4. Adjusting your irrigation system twice a year. Landscape watering needs to increase incrementally in the spring and begin to decrease in July during the monsoon season’s higher humidity and rain. Adjusting your watering times gradually, preferably monthly, will save water and save you up to 30 percent on your water bill. That’s why some cities will help you pay for a new smart irrigation controller that adjusts watering cycles based on weather and the amount of moisture in the soil.
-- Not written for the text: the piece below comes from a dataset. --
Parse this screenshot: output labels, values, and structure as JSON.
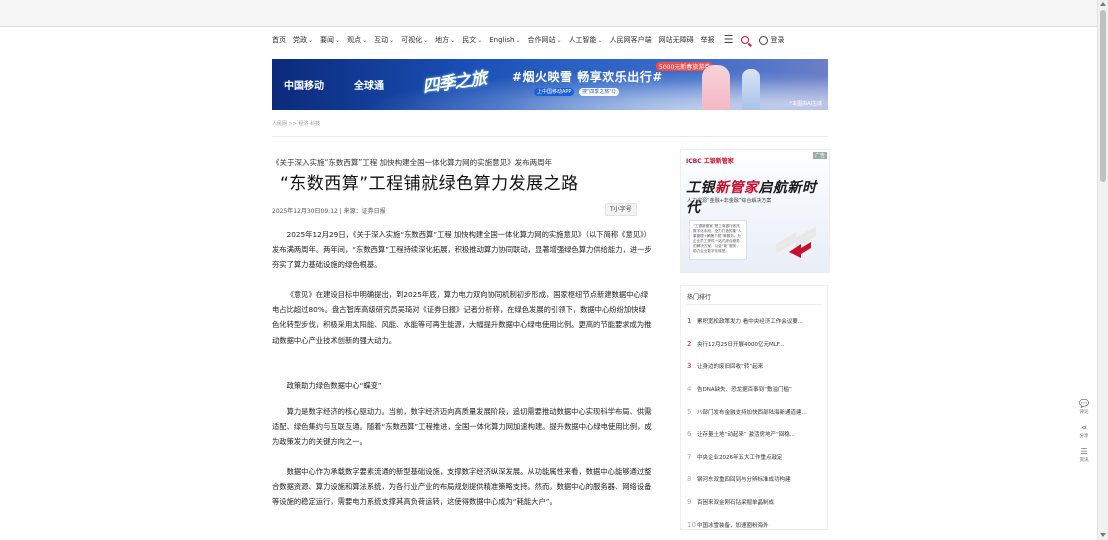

5. Failing to regularly check your irrigation system. It’s hot out there and it’s easy to leave the watering chores to your irrigation controller. Homeowners and businesses often set irrigations systems to run during the night. It’s a good idea to water when temperatures decrease after sunset, but there’s no one around to spot a broken emitter or water bubbling up from the ground due to a broken line. A broken sprinkler head can waste up to 7 gallons of drinking water – per minute. A leak also means that somewhere in your landscape some grass, plants or trees are not getting enough water to survive. Take a walk periodically to see if there are signs of any leaks. Watch your water bill for spikes in use. These spikes could indicate a leak. It’s worth your while to turn on your irrigation system monthly and walk your property to look for leaks. Ask your landscaper to manually turn on your irrigation system and alert you to any leaks. AMWUA’s Smart Home Water Guide is an easy step-by-step guide that can help you find and fix leaks. Many cities also offer free irrigation classes to help you.
Here’s a bonus tip: The summer sun rises a little farther north from where it rises during winter months. Plants that likely live in shade in the winter may have to stand up to a tough few hours of afternoon sun in the summer. Bring your potted plants into the shadier areas of your yard or porch. Planting a few hardy, fast growing trees, such as Palo Verdes, or installing some yard art, such as a shade sail, can provide relief for those plants hardest hit by summer sun. If you are just designing or redesigning your landscape, keep in mind the seasonal adjustment of sunshine. It can guide you to choose the right trees, shrubs, plants and groundcover for each section of your yard. AMWUA’s landscape pages help you select, install and succeed at getting the maximum beauty out of your landscape with minimum care – and just the right amount of water.